(Component data from apps and pages)
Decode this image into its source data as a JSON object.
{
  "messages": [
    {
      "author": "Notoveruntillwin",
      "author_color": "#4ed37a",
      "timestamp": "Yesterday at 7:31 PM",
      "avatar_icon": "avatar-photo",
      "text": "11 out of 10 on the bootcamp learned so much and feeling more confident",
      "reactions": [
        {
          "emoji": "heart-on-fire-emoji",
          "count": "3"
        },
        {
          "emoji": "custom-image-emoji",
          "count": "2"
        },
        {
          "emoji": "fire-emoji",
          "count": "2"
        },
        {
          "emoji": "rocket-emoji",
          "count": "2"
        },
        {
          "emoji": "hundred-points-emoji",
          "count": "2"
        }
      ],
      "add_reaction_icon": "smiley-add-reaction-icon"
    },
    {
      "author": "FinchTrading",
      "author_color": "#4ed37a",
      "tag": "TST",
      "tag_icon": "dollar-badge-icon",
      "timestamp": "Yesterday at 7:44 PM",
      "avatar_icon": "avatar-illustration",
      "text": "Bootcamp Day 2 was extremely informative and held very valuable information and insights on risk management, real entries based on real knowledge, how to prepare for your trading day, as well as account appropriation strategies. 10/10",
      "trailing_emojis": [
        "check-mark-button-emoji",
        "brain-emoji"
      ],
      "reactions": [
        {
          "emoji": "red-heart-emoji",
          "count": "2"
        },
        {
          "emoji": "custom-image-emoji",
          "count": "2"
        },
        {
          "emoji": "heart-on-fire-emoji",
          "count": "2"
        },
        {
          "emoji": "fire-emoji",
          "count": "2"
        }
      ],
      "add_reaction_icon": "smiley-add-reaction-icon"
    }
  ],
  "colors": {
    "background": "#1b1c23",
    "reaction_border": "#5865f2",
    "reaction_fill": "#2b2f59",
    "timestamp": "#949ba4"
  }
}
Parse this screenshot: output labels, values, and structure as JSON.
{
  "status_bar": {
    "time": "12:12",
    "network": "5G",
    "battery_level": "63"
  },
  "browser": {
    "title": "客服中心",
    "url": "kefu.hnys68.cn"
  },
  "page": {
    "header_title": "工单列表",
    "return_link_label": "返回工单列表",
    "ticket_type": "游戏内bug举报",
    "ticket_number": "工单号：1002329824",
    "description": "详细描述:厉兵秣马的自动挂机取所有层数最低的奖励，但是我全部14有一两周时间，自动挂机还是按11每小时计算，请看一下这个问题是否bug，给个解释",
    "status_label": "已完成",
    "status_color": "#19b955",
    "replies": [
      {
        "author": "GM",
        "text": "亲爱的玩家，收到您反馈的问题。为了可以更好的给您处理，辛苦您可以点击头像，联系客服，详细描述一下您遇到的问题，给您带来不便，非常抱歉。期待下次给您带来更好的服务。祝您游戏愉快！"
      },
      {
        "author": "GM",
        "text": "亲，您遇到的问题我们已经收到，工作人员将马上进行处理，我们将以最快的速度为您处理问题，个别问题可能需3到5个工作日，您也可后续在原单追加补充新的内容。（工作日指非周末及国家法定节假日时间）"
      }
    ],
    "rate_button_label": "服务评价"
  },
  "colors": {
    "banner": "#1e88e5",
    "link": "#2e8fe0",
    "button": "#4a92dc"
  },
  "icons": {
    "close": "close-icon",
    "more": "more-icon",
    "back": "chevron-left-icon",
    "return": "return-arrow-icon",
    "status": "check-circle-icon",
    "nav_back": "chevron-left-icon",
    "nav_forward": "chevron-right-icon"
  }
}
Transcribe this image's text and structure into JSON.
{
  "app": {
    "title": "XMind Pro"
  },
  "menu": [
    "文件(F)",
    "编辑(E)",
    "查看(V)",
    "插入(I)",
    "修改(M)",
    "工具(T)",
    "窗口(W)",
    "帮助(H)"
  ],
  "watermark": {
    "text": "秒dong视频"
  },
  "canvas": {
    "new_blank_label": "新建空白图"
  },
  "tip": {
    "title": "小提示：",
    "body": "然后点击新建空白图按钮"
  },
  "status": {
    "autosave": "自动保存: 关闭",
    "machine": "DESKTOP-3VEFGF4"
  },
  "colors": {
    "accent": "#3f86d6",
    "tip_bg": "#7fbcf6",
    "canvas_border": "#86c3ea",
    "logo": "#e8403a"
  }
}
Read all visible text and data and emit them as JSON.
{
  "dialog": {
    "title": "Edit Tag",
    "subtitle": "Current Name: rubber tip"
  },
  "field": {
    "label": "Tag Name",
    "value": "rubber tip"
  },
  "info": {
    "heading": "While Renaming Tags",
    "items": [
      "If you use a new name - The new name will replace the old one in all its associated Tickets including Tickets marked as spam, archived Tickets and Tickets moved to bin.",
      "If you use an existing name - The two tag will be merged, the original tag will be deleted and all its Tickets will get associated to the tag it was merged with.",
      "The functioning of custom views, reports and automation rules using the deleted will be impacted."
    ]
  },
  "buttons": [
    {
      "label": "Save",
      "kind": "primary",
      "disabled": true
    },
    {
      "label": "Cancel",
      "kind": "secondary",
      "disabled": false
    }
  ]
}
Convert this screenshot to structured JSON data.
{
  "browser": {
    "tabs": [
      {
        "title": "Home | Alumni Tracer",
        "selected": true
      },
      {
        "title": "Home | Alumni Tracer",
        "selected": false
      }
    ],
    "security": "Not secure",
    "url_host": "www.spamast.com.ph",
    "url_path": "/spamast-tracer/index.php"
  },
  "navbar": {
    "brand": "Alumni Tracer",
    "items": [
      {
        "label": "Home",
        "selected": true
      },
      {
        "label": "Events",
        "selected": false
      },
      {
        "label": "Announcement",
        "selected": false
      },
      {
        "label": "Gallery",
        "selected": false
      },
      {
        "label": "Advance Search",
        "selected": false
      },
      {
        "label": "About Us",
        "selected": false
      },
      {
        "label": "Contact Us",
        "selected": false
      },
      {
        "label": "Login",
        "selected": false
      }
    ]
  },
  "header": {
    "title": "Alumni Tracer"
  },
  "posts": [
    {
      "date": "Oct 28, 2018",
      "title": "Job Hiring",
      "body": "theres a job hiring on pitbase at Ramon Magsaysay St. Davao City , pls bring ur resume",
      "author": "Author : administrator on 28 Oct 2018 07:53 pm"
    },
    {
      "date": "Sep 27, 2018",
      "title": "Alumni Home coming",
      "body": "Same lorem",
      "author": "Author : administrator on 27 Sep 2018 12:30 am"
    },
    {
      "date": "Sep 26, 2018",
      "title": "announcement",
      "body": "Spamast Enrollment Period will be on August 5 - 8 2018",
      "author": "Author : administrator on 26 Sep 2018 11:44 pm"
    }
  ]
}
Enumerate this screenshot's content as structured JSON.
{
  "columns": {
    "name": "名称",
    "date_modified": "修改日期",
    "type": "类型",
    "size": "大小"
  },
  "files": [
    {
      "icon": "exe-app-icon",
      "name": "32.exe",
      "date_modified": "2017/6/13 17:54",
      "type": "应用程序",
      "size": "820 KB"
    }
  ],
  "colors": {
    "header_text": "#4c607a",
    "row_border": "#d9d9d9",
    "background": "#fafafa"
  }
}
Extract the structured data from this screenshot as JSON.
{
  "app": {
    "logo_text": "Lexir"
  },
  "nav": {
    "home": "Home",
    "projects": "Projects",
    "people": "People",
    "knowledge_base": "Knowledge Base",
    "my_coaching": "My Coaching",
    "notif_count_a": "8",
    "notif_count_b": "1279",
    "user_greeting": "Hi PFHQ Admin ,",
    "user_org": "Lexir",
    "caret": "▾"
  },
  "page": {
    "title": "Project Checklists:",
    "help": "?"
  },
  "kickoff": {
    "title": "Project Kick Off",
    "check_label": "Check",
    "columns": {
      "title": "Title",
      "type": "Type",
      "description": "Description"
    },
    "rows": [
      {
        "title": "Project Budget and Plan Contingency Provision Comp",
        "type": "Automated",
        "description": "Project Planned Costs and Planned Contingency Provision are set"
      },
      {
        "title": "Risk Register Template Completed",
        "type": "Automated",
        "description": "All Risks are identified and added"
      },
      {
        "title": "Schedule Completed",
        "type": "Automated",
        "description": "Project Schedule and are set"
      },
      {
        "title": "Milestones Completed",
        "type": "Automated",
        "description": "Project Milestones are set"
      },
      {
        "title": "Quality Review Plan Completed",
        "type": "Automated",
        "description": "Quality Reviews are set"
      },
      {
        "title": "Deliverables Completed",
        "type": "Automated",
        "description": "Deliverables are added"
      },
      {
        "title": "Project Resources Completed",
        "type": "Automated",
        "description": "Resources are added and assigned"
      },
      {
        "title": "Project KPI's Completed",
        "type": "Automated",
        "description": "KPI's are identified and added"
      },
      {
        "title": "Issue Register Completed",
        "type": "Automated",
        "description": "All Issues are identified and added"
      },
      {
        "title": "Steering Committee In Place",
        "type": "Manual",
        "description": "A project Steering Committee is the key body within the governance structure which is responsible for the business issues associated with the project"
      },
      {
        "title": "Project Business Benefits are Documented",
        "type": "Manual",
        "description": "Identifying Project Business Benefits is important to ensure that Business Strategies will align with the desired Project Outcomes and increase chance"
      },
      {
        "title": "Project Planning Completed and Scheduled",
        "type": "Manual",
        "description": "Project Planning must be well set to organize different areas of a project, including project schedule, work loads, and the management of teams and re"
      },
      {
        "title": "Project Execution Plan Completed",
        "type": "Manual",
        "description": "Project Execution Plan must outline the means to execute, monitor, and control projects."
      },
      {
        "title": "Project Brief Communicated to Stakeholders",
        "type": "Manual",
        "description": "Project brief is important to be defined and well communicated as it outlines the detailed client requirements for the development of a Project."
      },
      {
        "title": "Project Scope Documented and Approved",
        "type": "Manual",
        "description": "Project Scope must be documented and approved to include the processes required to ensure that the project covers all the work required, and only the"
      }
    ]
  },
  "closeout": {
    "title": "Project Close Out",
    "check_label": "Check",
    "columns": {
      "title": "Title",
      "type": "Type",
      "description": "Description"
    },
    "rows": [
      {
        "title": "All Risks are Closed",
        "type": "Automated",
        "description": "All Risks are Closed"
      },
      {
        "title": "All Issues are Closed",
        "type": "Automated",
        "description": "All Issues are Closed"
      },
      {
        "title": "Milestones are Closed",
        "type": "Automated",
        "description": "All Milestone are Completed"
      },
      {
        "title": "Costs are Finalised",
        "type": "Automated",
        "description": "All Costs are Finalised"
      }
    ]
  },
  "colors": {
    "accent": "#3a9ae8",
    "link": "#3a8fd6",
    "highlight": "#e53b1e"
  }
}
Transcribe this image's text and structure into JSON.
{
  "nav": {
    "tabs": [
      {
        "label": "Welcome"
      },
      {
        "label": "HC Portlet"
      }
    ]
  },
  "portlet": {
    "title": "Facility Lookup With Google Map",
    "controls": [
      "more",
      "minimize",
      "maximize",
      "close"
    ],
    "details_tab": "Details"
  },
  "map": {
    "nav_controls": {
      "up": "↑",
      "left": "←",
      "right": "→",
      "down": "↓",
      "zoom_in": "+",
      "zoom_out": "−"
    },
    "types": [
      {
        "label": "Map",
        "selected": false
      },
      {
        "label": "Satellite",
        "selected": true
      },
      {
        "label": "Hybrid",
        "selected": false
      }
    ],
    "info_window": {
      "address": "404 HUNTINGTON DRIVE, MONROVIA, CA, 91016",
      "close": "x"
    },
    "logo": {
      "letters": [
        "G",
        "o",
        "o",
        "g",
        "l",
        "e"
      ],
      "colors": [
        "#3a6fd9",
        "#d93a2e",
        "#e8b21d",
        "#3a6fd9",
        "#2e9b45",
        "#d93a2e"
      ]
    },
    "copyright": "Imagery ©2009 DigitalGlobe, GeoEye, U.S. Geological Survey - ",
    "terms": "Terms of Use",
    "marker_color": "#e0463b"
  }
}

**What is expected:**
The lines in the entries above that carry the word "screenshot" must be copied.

**Task response:**
Parse this screenshot: output labels, values, and structure as JSON.
Convert this screenshot to structured JSON data.
Enumerate this screenshot's content as structured JSON.
Extract the structured data from this screenshot as JSON.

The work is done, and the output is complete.